## Task instructions
What you give back should be exactly the lines from the one with "What data populates" through the end of the data, without the pictures.

## Data for this task
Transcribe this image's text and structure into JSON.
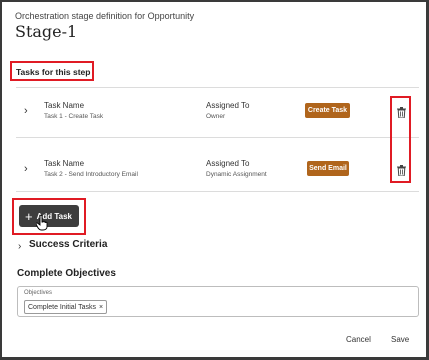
{
  "header": {
    "subtitle": "Orchestration stage definition for Opportunity",
    "title": "Stage-1"
  },
  "tasks_section": {
    "title": "Tasks for this step",
    "rows": [
      {
        "name_label": "Task Name",
        "name_value": "Task 1 - Create Task",
        "assigned_label": "Assigned To",
        "assigned_value": "Owner",
        "button": "Create Task"
      },
      {
        "name_label": "Task Name",
        "name_value": "Task 2 - Send Introductory Email",
        "assigned_label": "Assigned To",
        "assigned_value": "Dynamic Assignment",
        "button": "Send Email"
      }
    ],
    "add_button": "Add Task"
  },
  "success_criteria": {
    "label": "Success Criteria"
  },
  "objectives": {
    "title": "Complete Objectives",
    "field_label": "Objectives",
    "chip": "Complete Initial Tasks"
  },
  "footer": {
    "cancel": "Cancel",
    "save": "Save"
  },
  "colors": {
    "task_button": "#b0651c",
    "highlight": "#e01b24",
    "add_button": "#3d3d3d"
  }
}
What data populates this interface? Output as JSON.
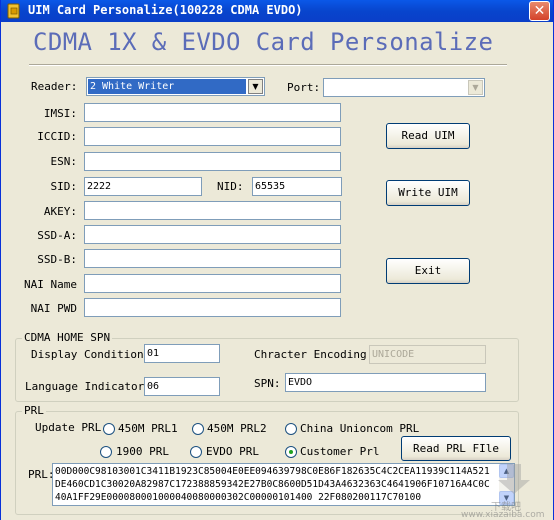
{
  "window": {
    "title": "UIM Card Personalize(100228 CDMA EVDO)",
    "close_glyph": "✕",
    "icon": "sim-card-icon"
  },
  "heading": "CDMA 1X & EVDO Card Personalize",
  "reader": {
    "label": "Reader:",
    "selected": "2 White Writer"
  },
  "port": {
    "label": "Port:",
    "selected": ""
  },
  "fields": {
    "imsi": {
      "label": "IMSI:",
      "value": ""
    },
    "iccid": {
      "label": "ICCID:",
      "value": ""
    },
    "esn": {
      "label": "ESN:",
      "value": ""
    },
    "sid": {
      "label": "SID:",
      "value": "2222"
    },
    "nid": {
      "label": "NID:",
      "value": "65535"
    },
    "akey": {
      "label": "AKEY:",
      "value": ""
    },
    "ssd_a": {
      "label": "SSD-A:",
      "value": ""
    },
    "ssd_b": {
      "label": "SSD-B:",
      "value": ""
    },
    "nai_name": {
      "label": "NAI Name",
      "value": ""
    },
    "nai_pwd": {
      "label": "NAI PWD",
      "value": ""
    }
  },
  "buttons": {
    "read_uim": "Read UIM",
    "write_uim": "Write UIM",
    "exit": "Exit",
    "read_prl_file": "Read PRL FIle"
  },
  "spn_group": {
    "title": "CDMA HOME SPN",
    "display_condition_label": "Display Condition:",
    "display_condition": "01",
    "char_encoding_label": "Chracter Encoding:",
    "char_encoding": "UNICODE",
    "language_indicator_label": "Language Indicator:",
    "language_indicator": "06",
    "spn_label": "SPN:",
    "spn": "EVDO"
  },
  "prl_group": {
    "title": "PRL",
    "update_label": "Update PRL:",
    "options": [
      "450M PRL1",
      "450M PRL2",
      "China Unioncom PRL",
      "1900 PRL",
      "EVDO PRL",
      "Customer Prl"
    ],
    "selected_index": 5,
    "prl_label": "PRL:",
    "prl_data": "00D000C98103001C3411B1923C85004E0EE094639798C0E86F182635C4C2CEA11939C114A521DE460CD1C30020A82987C172388859342E27B0C8600D51D43A4632363C4641906F10716A4C0C40A1FF29E000080001000040080000302C00000101400 22F080200117C70100"
  },
  "watermark": {
    "brand": "下载吧",
    "url": "www.xiazaiba.com"
  }
}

## Your response
What data populates this interface? Output as JSON.
{
  "window": {
    "title": "UIM Card Personalize(100228 CDMA EVDO)",
    "close_glyph": "✕",
    "icon": "sim-card-icon"
  },
  "heading": "CDMA 1X & EVDO Card Personalize",
  "reader": {
    "label": "Reader:",
    "selected": "2 White Writer"
  },
  "port": {
    "label": "Port:",
    "selected": ""
  },
  "fields": {
    "imsi": {
      "label": "IMSI:",
      "value": ""
    },
    "iccid": {
      "label": "ICCID:",
      "value": ""
    },
    "esn": {
      "label": "ESN:",
      "value": ""
    },
    "sid": {
      "label": "SID:",
      "value": "2222"
    },
    "nid": {
      "label": "NID:",
      "value": "65535"
    },
    "akey": {
      "label": "AKEY:",
      "value": ""
    },
    "ssd_a": {
      "label": "SSD-A:",
      "value": ""
    },
    "ssd_b": {
      "label": "SSD-B:",
      "value": ""
    },
    "nai_name": {
      "label": "NAI Name",
      "value": ""
    },
    "nai_pwd": {
      "label": "NAI PWD",
      "value": ""
    }
  },
  "buttons": {
    "read_uim": "Read UIM",
    "write_uim": "Write UIM",
    "exit": "Exit",
    "read_prl_file": "Read PRL FIle"
  },
  "spn_group": {
    "title": "CDMA HOME SPN",
    "display_condition_label": "Display Condition:",
    "display_condition": "01",
    "char_encoding_label": "Chracter Encoding:",
    "char_encoding": "UNICODE",
    "language_indicator_label": "Language Indicator:",
    "language_indicator": "06",
    "spn_label": "SPN:",
    "spn": "EVDO"
  },
  "prl_group": {
    "title": "PRL",
    "update_label": "Update PRL:",
    "options": [
      "450M PRL1",
      "450M PRL2",
      "China Unioncom PRL",
      "1900 PRL",
      "EVDO PRL",
      "Customer Prl"
    ],
    "selected_index": 5,
    "prl_label": "PRL:",
    "prl_data": "00D000C98103001C3411B1923C85004E0EE094639798C0E86F182635C4C2CEA11939C114A521DE460CD1C30020A82987C172388859342E27B0C8600D51D43A4632363C4641906F10716A4C0C40A1FF29E000080001000040080000302C00000101400 22F080200117C70100"
  },
  "watermark": {
    "brand": "下载吧",
    "url": "www.xiazaiba.com"
  }
}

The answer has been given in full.